Left untreated, cherry eye can result in damage to the tear duct and cause chronic dry eye. The gland may also become more swollen over time and restrict blood flow. As swelling makes your dog more uncomfortable, he’ll be tempted to scratch or paw at the eye, increasing the likelihood of damage and infection.

At your initial vet visit, your veterinarian might prescribe dog-safe eye drops for cherry eye to reduce inflammation. These drops can also provide much-needed moisture for comfort and eye health. But eye drops are not a cure for cherry eye.

Usually, the vet-recommended treatment for cherry eye in dogs is surgery to preserve the eyelid. “Surgical repositioning of the gland, not excision, is the recommended treatment since it preserves the important function of tear production,” Vygantas explains. Your vet should be able to preserve and correctly reposition the tear gland with a simple procedure.

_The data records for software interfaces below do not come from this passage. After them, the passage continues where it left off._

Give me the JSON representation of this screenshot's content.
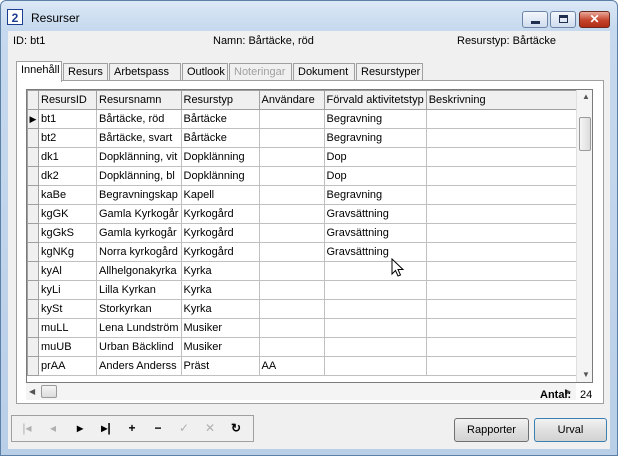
{
  "window": {
    "title": "Resurser",
    "app_icon_text": "2",
    "close_glyph": "✕"
  },
  "info": {
    "id": "ID: bt1",
    "name": "Namn: Bårtäcke, röd",
    "type": "Resurstyp: Bårtäcke"
  },
  "tabs": [
    {
      "label": "Innehåll",
      "active": true,
      "disabled": false
    },
    {
      "label": "Resurs",
      "active": false,
      "disabled": false
    },
    {
      "label": "Arbetspass",
      "active": false,
      "disabled": false
    },
    {
      "label": "Outlook",
      "active": false,
      "disabled": false
    },
    {
      "label": "Noteringar",
      "active": false,
      "disabled": true
    },
    {
      "label": "Dokument",
      "active": false,
      "disabled": false
    },
    {
      "label": "Resurstyper",
      "active": false,
      "disabled": false
    }
  ],
  "grid": {
    "columns": [
      "ResursID",
      "Resursnamn",
      "Resurstyp",
      "Användare",
      "Förvald aktivitetstyp",
      "Beskrivning"
    ],
    "current_row_marker": "▶",
    "rows": [
      [
        "bt1",
        "Bårtäcke, röd",
        "Bårtäcke",
        "",
        "Begravning",
        ""
      ],
      [
        "bt2",
        "Bårtäcke, svart",
        "Bårtäcke",
        "",
        "Begravning",
        ""
      ],
      [
        "dk1",
        "Dopklänning, vit",
        "Dopklänning",
        "",
        "Dop",
        ""
      ],
      [
        "dk2",
        "Dopklänning, bl",
        "Dopklänning",
        "",
        "Dop",
        ""
      ],
      [
        "kaBe",
        "Begravningskap",
        "Kapell",
        "",
        "Begravning",
        ""
      ],
      [
        "kgGK",
        "Gamla Kyrkogår",
        "Kyrkogård",
        "",
        "Gravsättning",
        ""
      ],
      [
        "kgGkS",
        "Gamla kyrkogår",
        "Kyrkogård",
        "",
        "Gravsättning",
        ""
      ],
      [
        "kgNKg",
        "Norra kyrkogård",
        "Kyrkogård",
        "",
        "Gravsättning",
        ""
      ],
      [
        "kyAl",
        "Allhelgonakyrka",
        "Kyrka",
        "",
        "",
        ""
      ],
      [
        "kyLi",
        "Lilla Kyrkan",
        "Kyrka",
        "",
        "",
        ""
      ],
      [
        "kySt",
        "Storkyrkan",
        "Kyrka",
        "",
        "",
        ""
      ],
      [
        "muLL",
        "Lena Lundström",
        "Musiker",
        "",
        "",
        ""
      ],
      [
        "muUB",
        "Urban Bäcklind",
        "Musiker",
        "",
        "",
        ""
      ],
      [
        "prAA",
        "Anders Anderss",
        "Präst",
        "AA",
        "",
        ""
      ]
    ]
  },
  "count": {
    "label": "Antal:",
    "value": "24"
  },
  "toolbar": {
    "buttons": [
      {
        "icon": "first-record-icon",
        "glyph": "|◂",
        "enabled": false
      },
      {
        "icon": "previous-record-icon",
        "glyph": "◂",
        "enabled": false
      },
      {
        "icon": "next-record-icon",
        "glyph": "▸",
        "enabled": true
      },
      {
        "icon": "last-record-icon",
        "glyph": "▸|",
        "enabled": true
      },
      {
        "icon": "add-record-icon",
        "glyph": "+",
        "enabled": true
      },
      {
        "icon": "delete-record-icon",
        "glyph": "−",
        "enabled": true
      },
      {
        "icon": "save-record-icon",
        "glyph": "✓",
        "enabled": false
      },
      {
        "icon": "cancel-record-icon",
        "glyph": "✕",
        "enabled": false
      },
      {
        "icon": "refresh-icon",
        "glyph": "↻",
        "enabled": true
      }
    ]
  },
  "buttons": {
    "reports": "Rapporter",
    "selection": "Urval"
  }
}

While it might be tempting to try and avoid surgery, when it comes to cherry eye, ointment and topical treatments won’t address the root problem and your pup will likely need surgery later anyway. According to Vygantas, once the gland is out of position, it's unlikely to resolve itself without surgery.

Still, even minor surgery can be stress-inducing as a pet owner. But rest assured: cherry eye surgery recovery is typically short and sweet. In fact, most pups are back to normal within a couple of weeks. In the meantime, your pup will have a follow-up appointment or two with her vet to check the surgical site. She’ll also need to wear an e-collar (aka the cone of shame) during recovery to keep her eye safe from scratching, pawing, and infection.

What's the Prognosis for Dogs with Cherry Eye?

Cherry eye is not life-threatening, and the vast majority of dogs go on to live full lives with healthy eyes. If you’re wondering if you should get a dog who has cherry eye—either from a rescue or a breeder—there are a few considerations to keep in mind.

First, it’s important to remember cherry eye is not contagious, so it poses no risk to you or other pets. However, surgical treatment of cherry eye can be expensive. Costs range from several hundred to thousands of dollars depending on the breed, your location, and your veterinarian’s rates for surgical procedures. And, since as many as 40 percent of dogs that experience cherry eye in one eye will eventually have it in the other, you could very well end up doubling your expenses.

The good news is, the simple cherry eye surgery should solve the problem for good. “Greater than 90 percent of the surgically repositioned tear glands stay in place. The most common complication of this surgery is the breakdown of the suture line and subsequent re-prolapse of the gland,” Vygantas explains. If the suture does fail, another surgery is likely necessary.

Still, Vygantas stresses that the condition is not an indicator of poor health or of other underlying conditions. If your pup has cherry eye, there’s no reason she can’t enjoy a long, happy, healthy life post-treatment.

Is it Possible to Prevent Cherry Eye?

Unfortunately, there's no way to keep your dog from developing cherry eye. But there are ways to give your pup the best chance at good health. Feed her a good diet and provide lots of exercise to maintain a healthy weight. Schedule an appointment with your vet to make sure she stays up-to-date on all preventative care and vaccinations, and reach out to your vet if you have any concerns about your pup’s eye health.